New rules are in place for reporting of workplace injuries and illnesses.


New rules are in place for reporting of workplace injuries and illnesses. The turn of the New Year brings several new Florida laws, including one that boosts the state’s minimum wage from $7.93 to $8.05 effective January 1 and benefitting some 360,000 low-wage workers. But that’s not all. Another new law is getting far less media attention, but potentially can have a major impact on companies and employees in the Sunshine State.


Effective New Year’s Day and mandated by the Occupational Safety and Health Administration (OSHA), employers nationwide are required to notify the agency when an employee is killed on the job within eight hours and to report any work-related hospitalization, amputation or loss of an eye within 24 hours. Prior to enactment of the new reporting mandates, OSHA only required employers to report work-related deaths and hospitalizations of three or more employees. Single hospitalizations, amputations or eye losses were not required.


In 2013, 4,405 workers were killed on the job and more than 3 million private industry employees were reported to have suffered work-related injuries or illnesses, according to the US Bureau of Labor Statistics. “Workplace injuries and fatalities are absolutely preventable, and these new requirements will help OSHA focus its resources and hold employers accountable for preventing them,” US Secretary of Labor Thomas E. Perez said earlier this year. “Hospitalizations and amputations are sentinel events, indicating that serious hazards are likely to be present at a workplace and that an intervention is warranted to protect the other workers at the establishment,” added Dr. David Michaels, assistant secretary of labor for occupational safety and health.
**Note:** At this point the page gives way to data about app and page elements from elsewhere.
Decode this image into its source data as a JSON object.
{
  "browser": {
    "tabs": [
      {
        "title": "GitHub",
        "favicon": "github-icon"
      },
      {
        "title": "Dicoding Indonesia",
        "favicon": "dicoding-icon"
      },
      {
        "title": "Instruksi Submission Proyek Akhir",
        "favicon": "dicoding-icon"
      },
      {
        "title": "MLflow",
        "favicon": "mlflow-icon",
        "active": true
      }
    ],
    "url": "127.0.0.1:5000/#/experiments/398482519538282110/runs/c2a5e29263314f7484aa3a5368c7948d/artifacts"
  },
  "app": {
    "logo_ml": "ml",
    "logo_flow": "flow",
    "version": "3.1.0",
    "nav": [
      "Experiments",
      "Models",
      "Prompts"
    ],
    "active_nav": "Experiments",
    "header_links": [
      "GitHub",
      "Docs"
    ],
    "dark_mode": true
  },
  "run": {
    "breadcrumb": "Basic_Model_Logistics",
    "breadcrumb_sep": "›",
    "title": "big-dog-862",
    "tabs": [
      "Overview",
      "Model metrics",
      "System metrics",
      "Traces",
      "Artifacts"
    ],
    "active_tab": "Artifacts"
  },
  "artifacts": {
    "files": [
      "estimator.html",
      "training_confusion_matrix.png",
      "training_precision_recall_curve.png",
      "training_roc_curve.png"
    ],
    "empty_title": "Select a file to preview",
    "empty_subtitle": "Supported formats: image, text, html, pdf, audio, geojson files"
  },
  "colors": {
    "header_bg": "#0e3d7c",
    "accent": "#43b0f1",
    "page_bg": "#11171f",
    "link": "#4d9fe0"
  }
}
The new rule also updates the list of employers that are partially exempt from OSHA record-keeping requirements due to relatively low occupational injury and illness rates. These include establishments in specific low hazard retail, service, finance, insurance or real estate industries. Firms with more than 10 employees and those not classified as a partially exempt industry must record all work-related injuries and illnesses using OSHA Forms 300, 300A and 301, available on the agency’s website. As a current or former employee who suffered an injury or loss on the job, you have the right, personally or via a representative, to access a company’s injury and illness records – something that may be needed in the case of a workers’ compensation lawsuit filed on your behalf. Employers must provide copies of all relevant records by the end of the next business day.


If you are injured at work or if you’ve lost a loved one to a workplace incident, contact Jacksonville’s Harrell and Harrell at 800-251-1111 today. We specialize in helping injured workers and their families throughout Florida and Georgia to secure fair compensation for all work-related losses.